By the way, if you're wondering where my nerdy knowledge on bivalves is coming from, it's a combination of Mark Kurlansky's fascinating The Big Oyster: History on the Half Shell and the knowledgable Geography of Oysters by Rowan Jacobsen. Buy them, read them, and then go eat some oysters.
Cover your hand in a kitchen towel, and hold the oyster in this hand. Have the hinge (what looks like the back of the oyster) facing out. Take your oyster knife and wiggle it into the hinge. Don't force it, it should go in pretty easily. If it's difficult, try moving the knife to the side a bit to get a different angle. When it's in, twist the knife to pop the hinge, and the shell, open. Slide the knife against the top of the top shell to slice the abductor muscle. Remove the top shell, and slice the bottom abductor muscle under the oyster. I then like to flip the oyster so it looks pretty in the shell. Flick out any loose shell. Hooray! You've shucked an oyster, now eat it.
Watermelon, Lime and Sake
Oysters with Sake, lime and finely chopped watermelon. Make sure to pick a dry sake, I prefer the Junmai style ones.
Ponzu and Sriracha
This was recommended to me by a shucker: Ponzu and Sriracha. You can buy ponzu in the Asian aisle at your market, or make your own by combining the following:
1/2 cup fresh lemon juice, more to taste
1/4 cup fresh lime juice, more to taste
1/4 cup rice vinegar
1 cup soy sauce
1/4 cup dry sake
1 tablespoon honey
Whisk together the ingredients in a bowl and let it sit in your fridge over night. Strain. The ponzu will keep for at least several days in your fridge. Enjoy!
Lemon and Tapatio

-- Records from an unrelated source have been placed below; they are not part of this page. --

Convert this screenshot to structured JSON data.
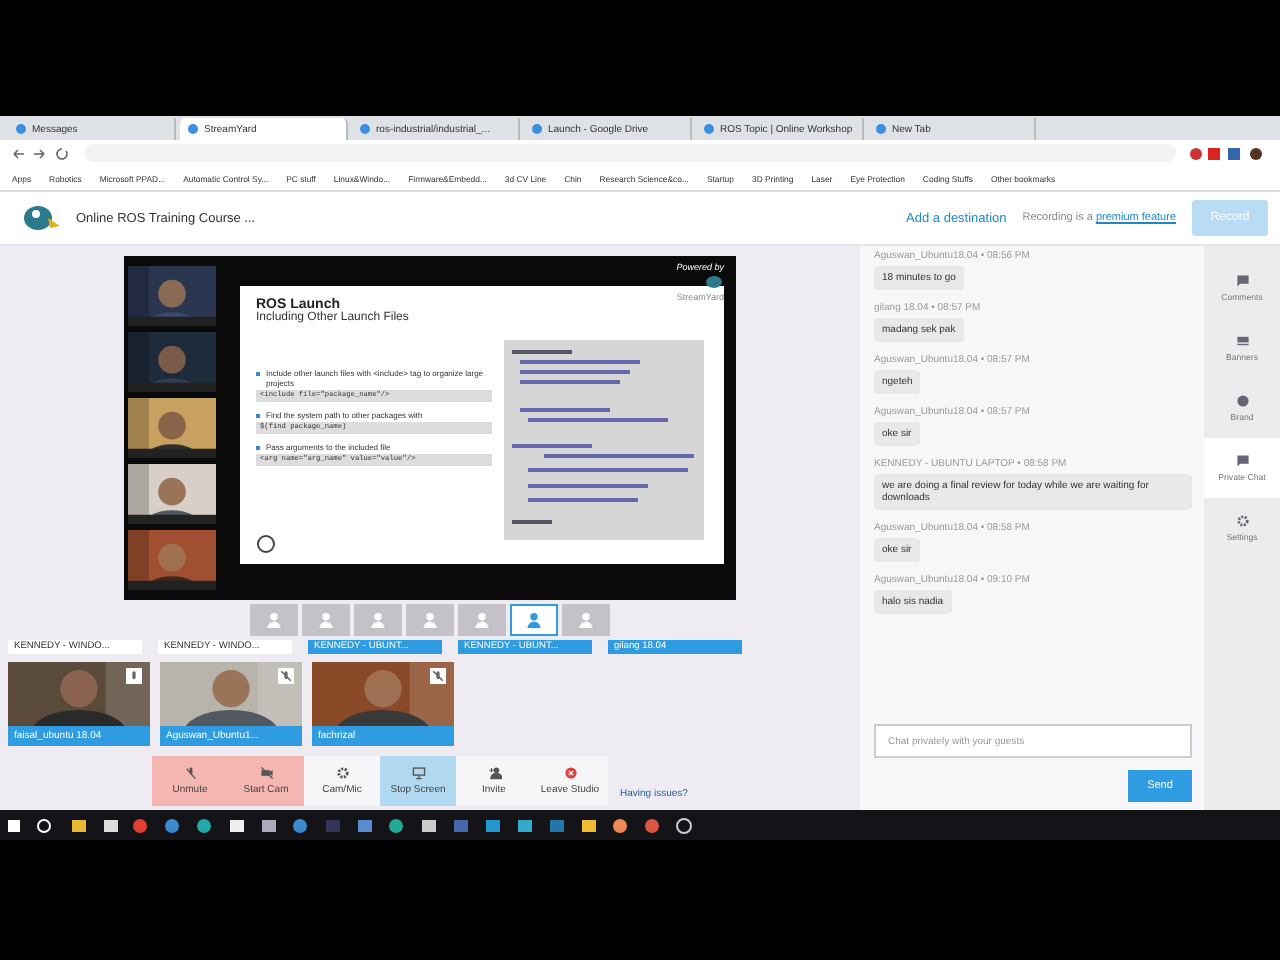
{
  "browser": {
    "tabs": [
      {
        "title": "Messages",
        "selected": false
      },
      {
        "title": "StreamYard",
        "selected": true
      },
      {
        "title": "ros-industrial/industrial_...",
        "selected": false
      },
      {
        "title": "Launch - Google Drive",
        "selected": false
      },
      {
        "title": "ROS Topic | Online Workshop",
        "selected": false
      },
      {
        "title": "New Tab",
        "selected": false
      }
    ],
    "bookmarks": [
      "Apps",
      "Robotics",
      "Microsoft PPAD...",
      "Automatic Control Sy...",
      "PC stuff",
      "Linux&Windo...",
      "Firmware&Embedd...",
      "3d CV Line",
      "Chin",
      "Research Science&co...",
      "Startup",
      "3D Printing",
      "Laser",
      "Eye Protection",
      "Coding Stuffs",
      "Other bookmarks"
    ]
  },
  "header": {
    "title": "Online ROS Training Course ...",
    "add_destination": "Add a destination",
    "recording_note": "Recording is a",
    "recording_link": "premium feature",
    "record_button": "Record"
  },
  "stage": {
    "powered_by": "Powered by",
    "brand": "StreamYard",
    "slide": {
      "title": "ROS Launch",
      "subtitle": "Including Other Launch Files",
      "bullets": [
        {
          "text": "Include other launch files with <include> tag to organize large projects",
          "code": "<include file=\"package_name\"/>"
        },
        {
          "text": "Find the system path to other packages with",
          "code": "$(find package_name)"
        },
        {
          "text": "Pass arguments to the included file",
          "code": "<arg name=\"arg_name\" value=\"value\"/>"
        }
      ]
    }
  },
  "layouts": [
    {
      "selected": false
    },
    {
      "selected": false
    },
    {
      "selected": false
    },
    {
      "selected": false
    },
    {
      "selected": false
    },
    {
      "selected": true
    },
    {
      "selected": false
    }
  ],
  "guests": [
    {
      "name": "KENNEDY - WINDO...",
      "on_stage": false
    },
    {
      "name": "KENNEDY - WINDO...",
      "on_stage": false
    },
    {
      "name": "KENNEDY - UBUNT...",
      "on_stage": true
    },
    {
      "name": "KENNEDY - UBUNT...",
      "on_stage": true
    },
    {
      "name": "gilang 18.04",
      "on_stage": true
    }
  ],
  "videos": [
    {
      "name": "faisal_ubuntu 18.04",
      "muted": false
    },
    {
      "name": "Aguswan_Ubuntu1...",
      "muted": true
    },
    {
      "name": "fachrizal",
      "muted": true
    }
  ],
  "controls": [
    {
      "label": "Unmute",
      "kind": "off"
    },
    {
      "label": "Start Cam",
      "kind": "off"
    },
    {
      "label": "Cam/Mic",
      "kind": "plain"
    },
    {
      "label": "Stop Screen",
      "kind": "active"
    },
    {
      "label": "Invite",
      "kind": "plain"
    },
    {
      "label": "Leave Studio",
      "kind": "plain"
    }
  ],
  "having_issues": "Having issues?",
  "chat": {
    "messages": [
      {
        "meta": "Aguswan_Ubuntu18.04 • 08:56 PM",
        "text": "18 minutes to go"
      },
      {
        "meta": "gilang 18.04 • 08:57 PM",
        "text": "madang sek pak"
      },
      {
        "meta": "Aguswan_Ubuntu18.04 • 08:57 PM",
        "text": "ngeteh"
      },
      {
        "meta": "Aguswan_Ubuntu18.04 • 08:57 PM",
        "text": "oke sir"
      },
      {
        "meta": "KENNEDY - UBUNTU LAPTOP • 08:58 PM",
        "text": "we are doing a final review for today while we are waiting for downloads"
      },
      {
        "meta": "Aguswan_Ubuntu18.04 • 08:58 PM",
        "text": "oke sir"
      },
      {
        "meta": "Aguswan_Ubuntu18.04 • 09:10 PM",
        "text": "halo sis nadia"
      }
    ],
    "placeholder": "Chat privately with your guests",
    "send": "Send"
  },
  "sidebar": [
    {
      "label": "Comments",
      "selected": false
    },
    {
      "label": "Banners",
      "selected": false
    },
    {
      "label": "Brand",
      "selected": false
    },
    {
      "label": "Private Chat",
      "selected": true
    },
    {
      "label": "Settings",
      "selected": false
    }
  ]
}
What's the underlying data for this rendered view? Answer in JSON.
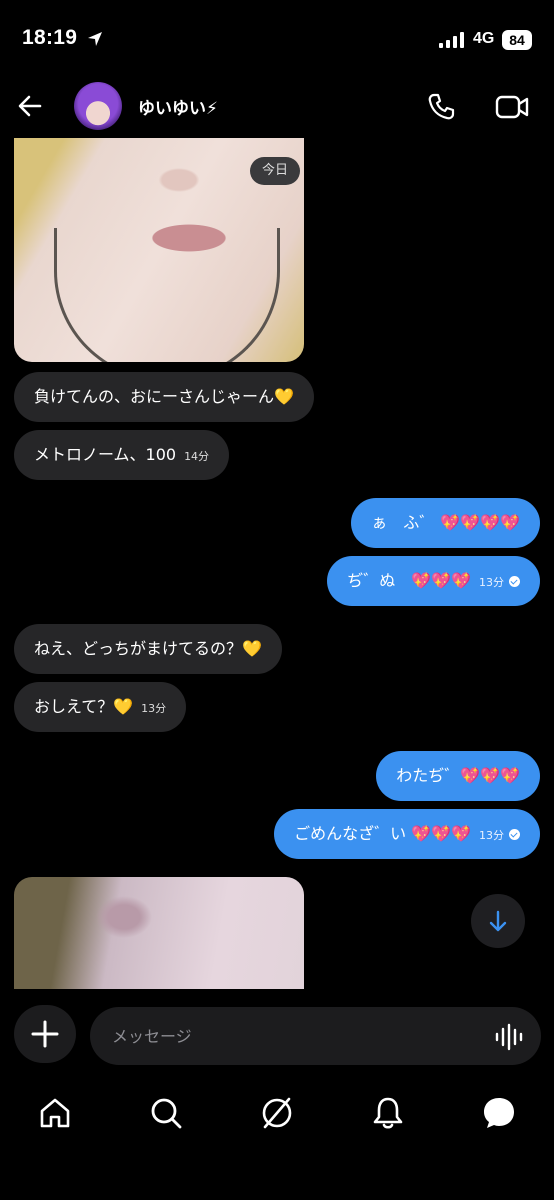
{
  "status_bar": {
    "time": "18:19",
    "network": "4G",
    "battery": "84"
  },
  "header": {
    "username": "ゆいゆい⚡"
  },
  "chat": {
    "date_badge": "今日",
    "messages": [
      {
        "side": "in",
        "text": "負けてんの、おにーさんじゃーん💛",
        "time": ""
      },
      {
        "side": "in",
        "text": "メトロノーム、100",
        "time": "14分"
      },
      {
        "side": "out",
        "text": "ぁ　ふ゛ 💖💖💖💖",
        "time": ""
      },
      {
        "side": "out",
        "text": "ぢ゛ぬ　💖💖💖",
        "time": "13分"
      },
      {
        "side": "in",
        "text": "ねえ、どっちがまけてるの？💛",
        "time": ""
      },
      {
        "side": "in",
        "text": "おしえて？💛",
        "time": "13分"
      },
      {
        "side": "out",
        "text": "わたぢ゛💖💖💖",
        "time": ""
      },
      {
        "side": "out",
        "text": "ごめんなざ゛い 💖💖💖",
        "time": "13分"
      }
    ]
  },
  "composer": {
    "placeholder": "メッセージ"
  },
  "icons": {
    "back": "back-arrow-icon",
    "call": "phone-icon",
    "video": "video-camera-icon",
    "plus": "plus-icon",
    "voice": "voice-wave-icon",
    "scroll": "arrow-down-icon",
    "tabs": [
      "home-icon",
      "search-icon",
      "explore-icon",
      "bell-icon",
      "chat-icon"
    ]
  },
  "colors": {
    "background": "#000000",
    "incoming_bubble": "#262628",
    "outgoing_bubble": "#3b91f0"
  }
}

A very California combination. The Tapatio has that lovely vinegar kick, but you can use any hot sauce you like. Squeeze a little lemon on top (just a few drops) and a shake of the Tapatio.